Thunbergia shows off its full growing power not just as an optical screen but also as a decorative peduncle vine

The black-eyed Susan vine is often used as a climbing or trailing plant on balconies and patios. It will also quickly wind around obelisks in flower beds, garden fences or trellises, forming a densely flowered green screen. To achieve dense flowering, plant multiple plants per climbing support. Companions include red and blue flowering plants such as sage.


Various variety blends are available to purchase, such as “Blushing Susie” with its cream and apricot to red blooms. “Beauty Spots” is a mixture of white, cream and yellow flowers. “African Sunset” has a radiant ombre from apricot to cream-white via pink. The variety “Superstar Orange” is the largest-flowered of the classic orange Susans. Thunbergia alata “Salmon Shades” bears light salmon flowers in shades of varying intensity.

Black-Eyed Susan Vine
Blends impress with varied flower colors

The easiest way to propagate the black-eyed Susan vine is to sow seeds. But cuttings can also be taken in late summer from mature shoots. Remove the bottom leaves and root in well-draining potting soil with added sand. The young plants are planted out in the following May after overwintering.

Diseases and Pests

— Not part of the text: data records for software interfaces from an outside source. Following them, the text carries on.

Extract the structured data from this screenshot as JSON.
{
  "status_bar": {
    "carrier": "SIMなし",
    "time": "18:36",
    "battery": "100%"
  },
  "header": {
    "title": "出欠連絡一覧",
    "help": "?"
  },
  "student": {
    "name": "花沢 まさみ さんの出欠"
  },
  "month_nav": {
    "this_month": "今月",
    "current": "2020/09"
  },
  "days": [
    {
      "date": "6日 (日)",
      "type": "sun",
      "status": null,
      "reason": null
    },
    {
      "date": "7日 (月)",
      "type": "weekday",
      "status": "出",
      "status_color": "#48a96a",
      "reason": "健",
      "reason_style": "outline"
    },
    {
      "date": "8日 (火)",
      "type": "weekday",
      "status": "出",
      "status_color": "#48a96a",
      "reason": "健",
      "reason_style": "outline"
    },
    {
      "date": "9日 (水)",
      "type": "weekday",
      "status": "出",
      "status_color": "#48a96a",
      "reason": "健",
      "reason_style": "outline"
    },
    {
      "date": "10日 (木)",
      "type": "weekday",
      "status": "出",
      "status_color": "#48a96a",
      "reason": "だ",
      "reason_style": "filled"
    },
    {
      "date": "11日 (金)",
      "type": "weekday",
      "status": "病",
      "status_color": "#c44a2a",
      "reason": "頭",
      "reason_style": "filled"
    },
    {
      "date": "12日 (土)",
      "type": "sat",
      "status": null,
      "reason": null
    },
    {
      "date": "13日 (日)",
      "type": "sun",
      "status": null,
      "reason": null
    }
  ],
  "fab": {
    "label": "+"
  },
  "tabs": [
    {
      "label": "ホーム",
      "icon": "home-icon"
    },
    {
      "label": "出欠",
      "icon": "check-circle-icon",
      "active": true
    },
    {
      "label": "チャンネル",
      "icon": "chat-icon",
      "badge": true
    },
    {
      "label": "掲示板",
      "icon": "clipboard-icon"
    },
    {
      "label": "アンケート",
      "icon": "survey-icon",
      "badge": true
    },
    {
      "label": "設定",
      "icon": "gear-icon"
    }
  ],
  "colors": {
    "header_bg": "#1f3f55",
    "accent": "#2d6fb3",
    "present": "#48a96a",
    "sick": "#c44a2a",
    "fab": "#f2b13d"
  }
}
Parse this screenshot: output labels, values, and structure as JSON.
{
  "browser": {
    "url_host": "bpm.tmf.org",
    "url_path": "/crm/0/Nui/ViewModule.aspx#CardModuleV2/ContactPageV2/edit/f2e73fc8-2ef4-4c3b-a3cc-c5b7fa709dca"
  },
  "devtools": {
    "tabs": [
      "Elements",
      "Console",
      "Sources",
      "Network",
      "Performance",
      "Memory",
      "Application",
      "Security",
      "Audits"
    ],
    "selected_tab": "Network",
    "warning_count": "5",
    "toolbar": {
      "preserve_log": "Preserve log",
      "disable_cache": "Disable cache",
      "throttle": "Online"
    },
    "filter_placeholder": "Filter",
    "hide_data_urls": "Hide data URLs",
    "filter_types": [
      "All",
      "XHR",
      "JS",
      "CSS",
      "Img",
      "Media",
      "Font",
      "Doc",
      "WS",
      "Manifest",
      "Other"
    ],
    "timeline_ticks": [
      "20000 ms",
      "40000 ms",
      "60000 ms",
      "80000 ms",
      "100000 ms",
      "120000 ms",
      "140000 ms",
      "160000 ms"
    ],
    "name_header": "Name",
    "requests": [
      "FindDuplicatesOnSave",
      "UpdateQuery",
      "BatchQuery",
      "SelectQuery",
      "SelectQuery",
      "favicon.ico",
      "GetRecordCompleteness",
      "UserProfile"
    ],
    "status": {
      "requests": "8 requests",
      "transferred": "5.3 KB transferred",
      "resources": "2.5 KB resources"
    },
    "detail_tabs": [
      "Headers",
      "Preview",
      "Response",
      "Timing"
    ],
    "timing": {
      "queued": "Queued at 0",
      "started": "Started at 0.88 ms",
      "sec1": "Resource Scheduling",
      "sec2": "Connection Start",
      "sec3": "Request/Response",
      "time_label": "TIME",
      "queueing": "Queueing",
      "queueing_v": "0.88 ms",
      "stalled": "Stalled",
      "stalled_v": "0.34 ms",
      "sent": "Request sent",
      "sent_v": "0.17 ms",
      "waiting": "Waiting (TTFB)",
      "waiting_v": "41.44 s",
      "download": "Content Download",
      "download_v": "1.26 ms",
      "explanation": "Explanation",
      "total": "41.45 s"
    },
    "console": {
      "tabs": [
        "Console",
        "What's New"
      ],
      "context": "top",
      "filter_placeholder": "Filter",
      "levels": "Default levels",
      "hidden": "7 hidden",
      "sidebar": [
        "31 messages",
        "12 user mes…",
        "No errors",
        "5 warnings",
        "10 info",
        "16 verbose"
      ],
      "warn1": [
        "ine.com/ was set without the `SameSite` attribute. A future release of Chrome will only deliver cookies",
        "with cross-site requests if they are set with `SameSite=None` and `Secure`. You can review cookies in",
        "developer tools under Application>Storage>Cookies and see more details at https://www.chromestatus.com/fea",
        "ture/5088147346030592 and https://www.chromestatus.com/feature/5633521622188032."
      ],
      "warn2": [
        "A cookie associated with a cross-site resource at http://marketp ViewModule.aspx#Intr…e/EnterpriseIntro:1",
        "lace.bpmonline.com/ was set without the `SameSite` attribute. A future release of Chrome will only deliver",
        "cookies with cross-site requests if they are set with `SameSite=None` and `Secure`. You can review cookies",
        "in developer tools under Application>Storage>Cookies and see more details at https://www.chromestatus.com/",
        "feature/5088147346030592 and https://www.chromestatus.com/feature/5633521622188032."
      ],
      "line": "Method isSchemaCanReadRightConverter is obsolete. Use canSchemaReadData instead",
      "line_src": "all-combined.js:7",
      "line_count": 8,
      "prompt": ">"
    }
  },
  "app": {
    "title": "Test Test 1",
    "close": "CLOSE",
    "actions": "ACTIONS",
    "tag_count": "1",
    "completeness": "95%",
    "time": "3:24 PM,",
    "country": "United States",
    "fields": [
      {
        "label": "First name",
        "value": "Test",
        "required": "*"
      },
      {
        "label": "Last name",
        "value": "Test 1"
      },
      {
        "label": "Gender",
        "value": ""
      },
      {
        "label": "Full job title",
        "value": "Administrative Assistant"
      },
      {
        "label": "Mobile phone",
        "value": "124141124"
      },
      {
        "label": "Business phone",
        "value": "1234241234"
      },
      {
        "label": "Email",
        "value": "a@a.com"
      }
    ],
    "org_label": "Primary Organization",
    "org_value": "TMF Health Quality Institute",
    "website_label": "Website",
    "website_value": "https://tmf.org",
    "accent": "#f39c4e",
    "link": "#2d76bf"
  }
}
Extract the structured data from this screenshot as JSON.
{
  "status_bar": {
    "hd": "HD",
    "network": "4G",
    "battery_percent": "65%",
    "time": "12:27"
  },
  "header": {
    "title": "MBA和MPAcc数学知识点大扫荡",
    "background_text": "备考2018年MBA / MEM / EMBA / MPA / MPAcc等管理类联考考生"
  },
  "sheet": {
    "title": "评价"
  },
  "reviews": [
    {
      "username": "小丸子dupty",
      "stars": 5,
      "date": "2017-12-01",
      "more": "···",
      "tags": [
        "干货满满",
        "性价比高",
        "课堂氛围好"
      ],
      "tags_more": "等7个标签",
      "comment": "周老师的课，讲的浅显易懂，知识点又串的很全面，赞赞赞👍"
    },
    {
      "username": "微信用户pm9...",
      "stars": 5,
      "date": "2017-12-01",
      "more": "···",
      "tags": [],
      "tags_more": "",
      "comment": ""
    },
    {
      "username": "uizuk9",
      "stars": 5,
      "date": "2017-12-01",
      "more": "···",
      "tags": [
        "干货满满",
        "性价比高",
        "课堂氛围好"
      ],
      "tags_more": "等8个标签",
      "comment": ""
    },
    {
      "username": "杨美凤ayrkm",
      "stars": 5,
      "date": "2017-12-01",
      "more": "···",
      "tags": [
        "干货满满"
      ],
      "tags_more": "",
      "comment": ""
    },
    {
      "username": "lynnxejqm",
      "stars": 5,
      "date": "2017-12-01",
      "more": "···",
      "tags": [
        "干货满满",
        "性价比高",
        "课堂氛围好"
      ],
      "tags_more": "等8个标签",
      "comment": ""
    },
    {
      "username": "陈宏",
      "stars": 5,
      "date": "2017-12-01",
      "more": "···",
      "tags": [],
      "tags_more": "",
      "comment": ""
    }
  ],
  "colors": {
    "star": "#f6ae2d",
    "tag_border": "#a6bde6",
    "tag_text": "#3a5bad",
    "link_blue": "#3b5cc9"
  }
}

If the black-eyed Susan vine is too wet, it can fall foul to root rot. The signs of this are pale green, wilting leaves and constantly wet substrate. Plants in this state are often beyond saving and must be disposed of. Especially in their winter homes, Susans are prone to spider mites, whitefly and scale insects so should be regularly inspected for signs of infestation.